= Beginning of Section =

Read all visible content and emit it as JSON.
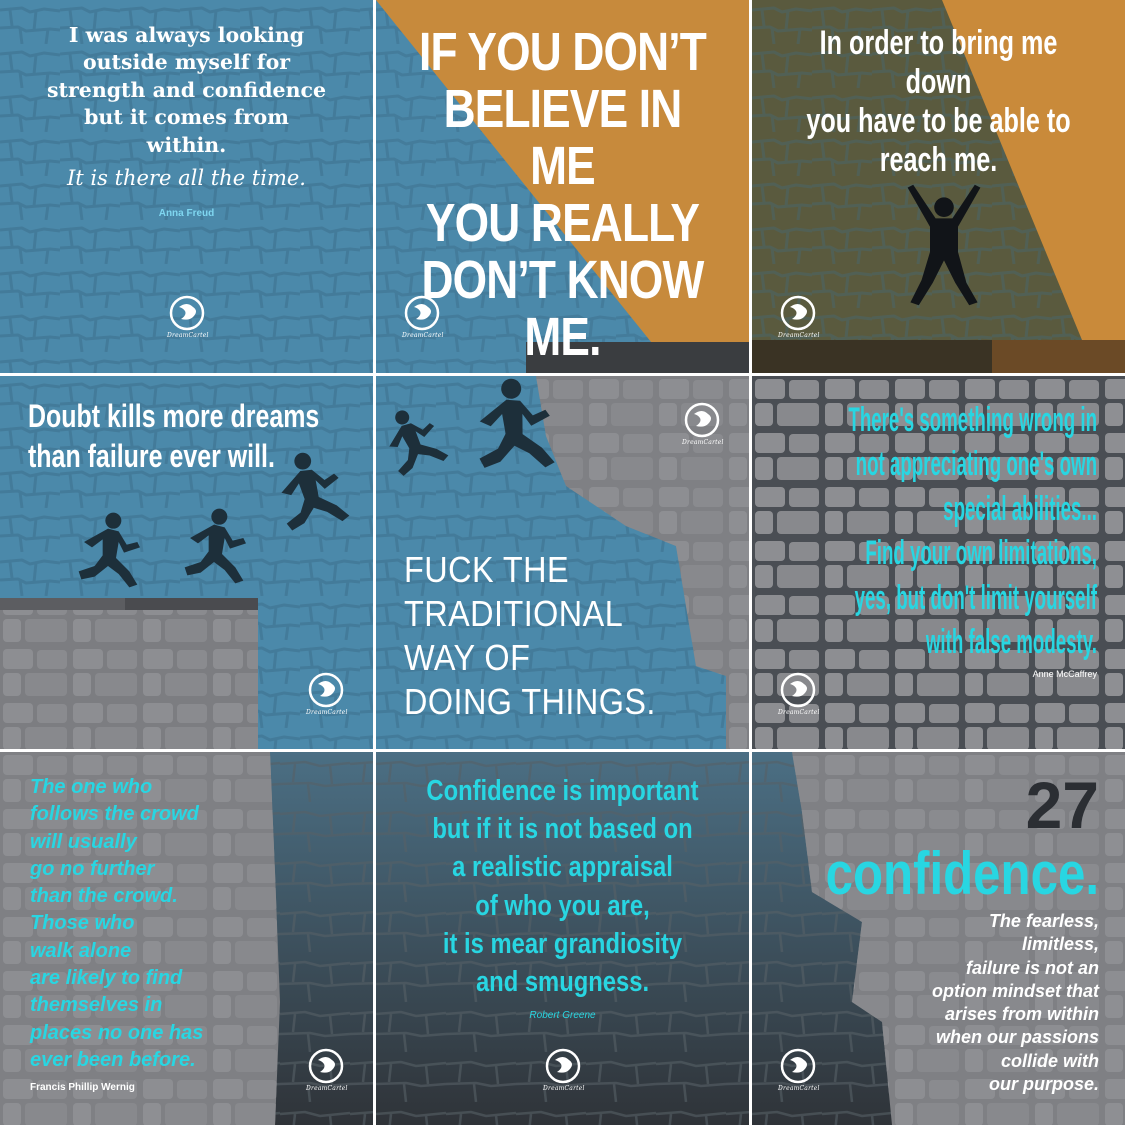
{
  "logo_text": "DreamCartel",
  "tiles": {
    "t1": {
      "lines": [
        "I was always looking",
        "outside myself for",
        "strength and confidence",
        "but it comes from",
        "within."
      ],
      "sub": "It is there all the time.",
      "author": "Anna Freud"
    },
    "t2": {
      "lines": [
        "IF YOU DON’T",
        "BELIEVE IN ME",
        "YOU REALLY",
        "DON’T KNOW",
        "ME."
      ]
    },
    "t3": {
      "lines": [
        "In order to bring me down",
        "you have to be able to",
        "reach me."
      ]
    },
    "t4": {
      "lines": [
        "Doubt kills more dreams",
        "than failure ever will."
      ]
    },
    "t5": {
      "lines": [
        "FUCK THE",
        "TRADITIONAL",
        "WAY OF",
        "DOING THINGS."
      ]
    },
    "t6": {
      "lines": [
        "There's something wrong in",
        "not appreciating one's own",
        "special abilities...",
        "Find your own limitations,",
        "yes, but don't limit yourself",
        "with false modesty."
      ],
      "author": "Anne McCaffrey"
    },
    "t7": {
      "lines": [
        "The one who",
        "follows the crowd",
        "will usually",
        "go no further",
        "than the crowd.",
        "Those who",
        "walk alone",
        "are likely to find",
        "themselves in",
        "places no one has",
        "ever been before."
      ],
      "author": "Francis Phillip Wernig"
    },
    "t8": {
      "lines": [
        "Confidence is important",
        "but if it is not based on",
        "a realistic appraisal",
        "of who you are,",
        "it is mear grandiosity",
        "and smugness."
      ],
      "author": "Robert Greene"
    },
    "t9": {
      "number": "27",
      "title": "confidence.",
      "lines": [
        "The fearless,",
        "limitless,",
        "failure is not an",
        "option mindset that",
        "arises from within",
        "when our passions",
        "collide with",
        "our purpose."
      ]
    }
  },
  "colors": {
    "blue": "#4a86a6",
    "orange": "#c98c3e",
    "cyan": "#23d3e0",
    "stone": "#8c8d91",
    "dark": "#3e4349"
  }
}
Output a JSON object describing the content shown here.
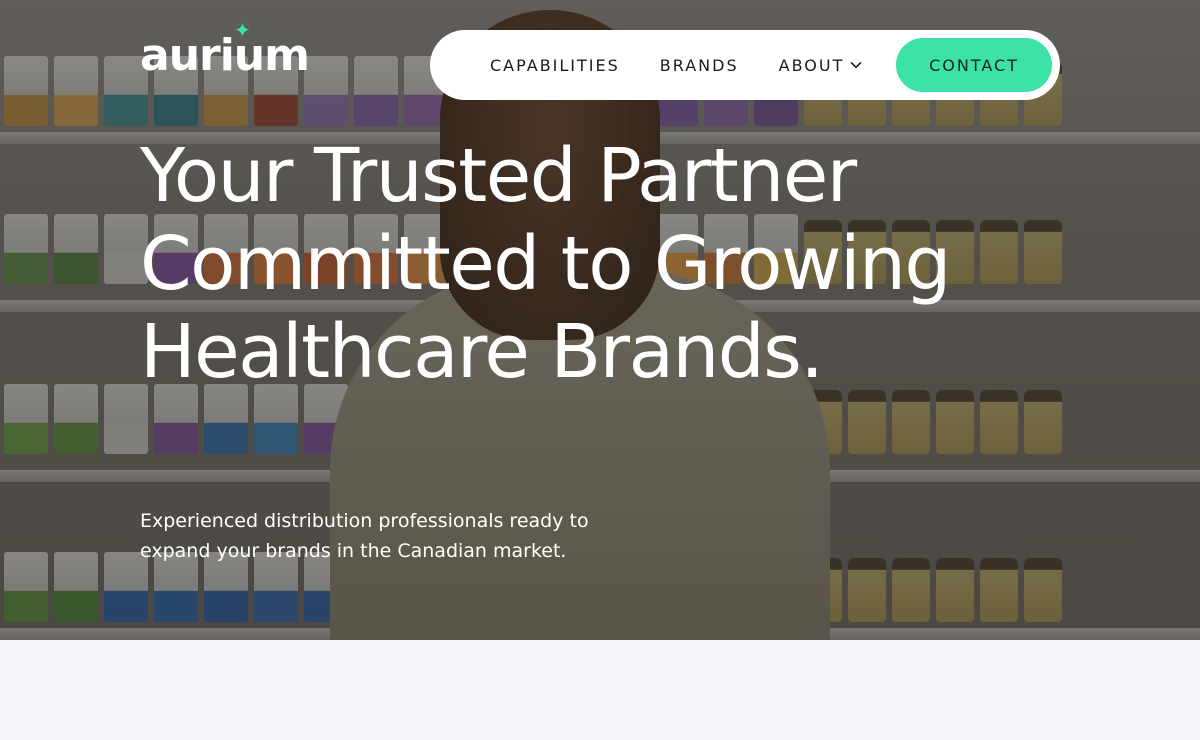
{
  "brand": {
    "logo_text": "aurium",
    "logo_accent": "✦",
    "accent_color": "#3ce2a6"
  },
  "nav": {
    "items": [
      {
        "label": "CAPABILITIES"
      },
      {
        "label": "BRANDS"
      },
      {
        "label": "ABOUT",
        "has_dropdown": true,
        "icon": "chevron-down-icon"
      }
    ],
    "cta_label": "CONTACT"
  },
  "hero": {
    "headline": "Your Trusted Partner Committed to Growing Healthcare Brands.",
    "subtext": "Experienced distribution professionals ready to expand your brands in the Canadian market."
  }
}
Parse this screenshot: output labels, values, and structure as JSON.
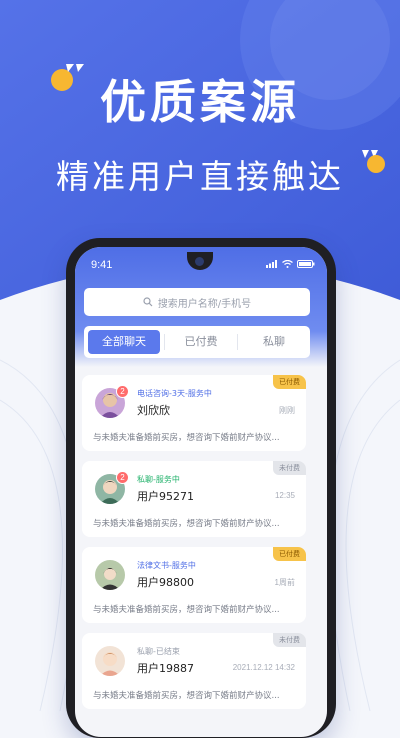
{
  "promo": {
    "headline": "优质案源",
    "subline": "精准用户直接触达"
  },
  "phone": {
    "status_time": "9:41",
    "search_placeholder": "搜索用户名称/手机号",
    "tabs": [
      {
        "label": "全部聊天",
        "active": true
      },
      {
        "label": "已付费",
        "active": false
      },
      {
        "label": "私聊",
        "active": false
      }
    ],
    "chats": [
      {
        "service": "电话咨询-3天-服务中",
        "service_color": "blue",
        "name": "刘欣欣",
        "time": "刚刚",
        "badge": "已付费",
        "badge_type": "paid",
        "unread": "2",
        "snippet": "与未婚夫准备婚前买房，想咨询下婚前财产协议..."
      },
      {
        "service": "私聊-服务中",
        "service_color": "green",
        "name": "用户95271",
        "time": "12:35",
        "badge": "未付费",
        "badge_type": "unpaid",
        "unread": "2",
        "snippet": "与未婚夫准备婚前买房，想咨询下婚前财产协议..."
      },
      {
        "service": "法律文书-服务中",
        "service_color": "blue",
        "name": "用户98800",
        "time": "1周前",
        "badge": "已付费",
        "badge_type": "paid",
        "unread": "",
        "snippet": "与未婚夫准备婚前买房，想咨询下婚前财产协议..."
      },
      {
        "service": "私聊-已结束",
        "service_color": "gray",
        "name": "用户19887",
        "time": "2021.12.12 14:32",
        "badge": "未付费",
        "badge_type": "unpaid",
        "unread": "",
        "snippet": "与未婚夫准备婚前买房，想咨询下婚前财产协议..."
      }
    ]
  },
  "colors": {
    "brand_blue": "#4f6ee6",
    "tab_active": "#5b79ec",
    "paid_badge": "#f7c34a",
    "quote_yellow": "#f7b731"
  },
  "icons": [
    "quote-open-icon",
    "quote-close-icon",
    "search-icon",
    "signal-icon",
    "wifi-icon",
    "battery-icon"
  ]
}
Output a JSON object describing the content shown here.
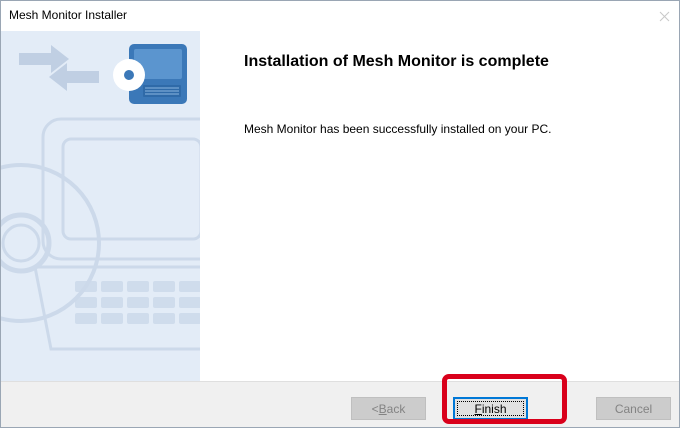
{
  "window": {
    "title": "Mesh Monitor Installer"
  },
  "content": {
    "heading": "Installation of Mesh Monitor is complete",
    "message": "Mesh Monitor has been successfully installed on your PC."
  },
  "buttons": {
    "back": {
      "prefix": "< ",
      "mnemonic": "B",
      "rest": "ack",
      "enabled": false
    },
    "finish": {
      "mnemonic": "F",
      "rest": "inish",
      "enabled": true,
      "focused": true
    },
    "cancel": {
      "label": "Cancel",
      "enabled": false
    }
  },
  "icons": {
    "close": "close-icon",
    "computer": "computer-disc-icon",
    "arrows": "transfer-arrows-icon"
  },
  "colors": {
    "side_panel": "#e3ecf7",
    "accent": "#0078d7",
    "highlight": "#d9001b"
  }
}
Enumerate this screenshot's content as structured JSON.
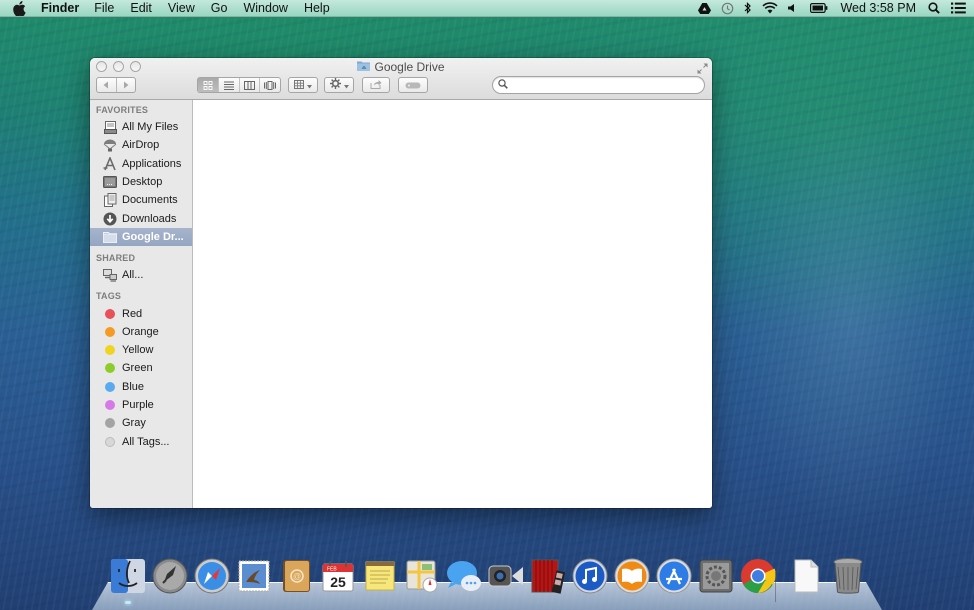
{
  "menubar": {
    "app_name": "Finder",
    "menus": [
      "File",
      "Edit",
      "View",
      "Go",
      "Window",
      "Help"
    ],
    "status_icons": [
      "google-drive-icon",
      "time-machine-icon",
      "bluetooth-icon",
      "wifi-icon",
      "volume-icon",
      "battery-icon"
    ],
    "clock": "Wed 3:58 PM",
    "spotlight_icon": "spotlight-search-icon",
    "notification_icon": "notification-center-icon"
  },
  "window": {
    "title": "Google Drive",
    "search": {
      "value": "",
      "placeholder": ""
    },
    "view_modes": [
      "icon",
      "list",
      "column",
      "cover-flow"
    ],
    "active_view": "icon",
    "sidebar": {
      "favorites_header": "FAVORITES",
      "favorites": [
        {
          "label": "All My Files",
          "icon": "all-my-files-icon"
        },
        {
          "label": "AirDrop",
          "icon": "airdrop-icon"
        },
        {
          "label": "Applications",
          "icon": "applications-icon"
        },
        {
          "label": "Desktop",
          "icon": "desktop-icon"
        },
        {
          "label": "Documents",
          "icon": "documents-icon"
        },
        {
          "label": "Downloads",
          "icon": "downloads-icon"
        },
        {
          "label": "Google Dr...",
          "icon": "folder-icon",
          "selected": true
        }
      ],
      "shared_header": "SHARED",
      "shared": [
        {
          "label": "All...",
          "icon": "network-icon"
        }
      ],
      "tags_header": "TAGS",
      "tags": [
        {
          "label": "Red",
          "color": "#e8505a"
        },
        {
          "label": "Orange",
          "color": "#f59a23"
        },
        {
          "label": "Yellow",
          "color": "#f0d421"
        },
        {
          "label": "Green",
          "color": "#8dcc2a"
        },
        {
          "label": "Blue",
          "color": "#5aaaf0"
        },
        {
          "label": "Purple",
          "color": "#d77ae8"
        },
        {
          "label": "Gray",
          "color": "#a4a4a4"
        },
        {
          "label": "All Tags...",
          "color": "#d8d8d8"
        }
      ]
    }
  },
  "dock": {
    "apps": [
      {
        "name": "Finder",
        "icon": "finder-icon",
        "running": true
      },
      {
        "name": "Launchpad",
        "icon": "launchpad-icon"
      },
      {
        "name": "Safari",
        "icon": "safari-icon"
      },
      {
        "name": "Mail",
        "icon": "mail-icon"
      },
      {
        "name": "Contacts",
        "icon": "contacts-icon"
      },
      {
        "name": "Calendar",
        "icon": "calendar-icon",
        "month": "FEB",
        "day": "25"
      },
      {
        "name": "Notes",
        "icon": "notes-icon"
      },
      {
        "name": "Maps",
        "icon": "maps-icon"
      },
      {
        "name": "Messages",
        "icon": "messages-icon"
      },
      {
        "name": "FaceTime",
        "icon": "facetime-icon"
      },
      {
        "name": "Photo Booth",
        "icon": "photo-booth-icon"
      },
      {
        "name": "iTunes",
        "icon": "itunes-icon"
      },
      {
        "name": "iBooks",
        "icon": "ibooks-icon"
      },
      {
        "name": "App Store",
        "icon": "app-store-icon"
      },
      {
        "name": "System Preferences",
        "icon": "system-preferences-icon"
      },
      {
        "name": "Google Chrome",
        "icon": "chrome-icon"
      }
    ],
    "right": [
      {
        "name": "Document",
        "icon": "document-stack-icon"
      },
      {
        "name": "Trash",
        "icon": "trash-icon"
      }
    ]
  }
}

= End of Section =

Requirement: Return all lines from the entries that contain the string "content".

Solution for this task:
Read all visible content and emit it as JSON.
Output a JSON object describing the content shown here.
Output a JSON object describing the content shown here.
  "content": {
Enumerate this screenshot's content as structured JSON.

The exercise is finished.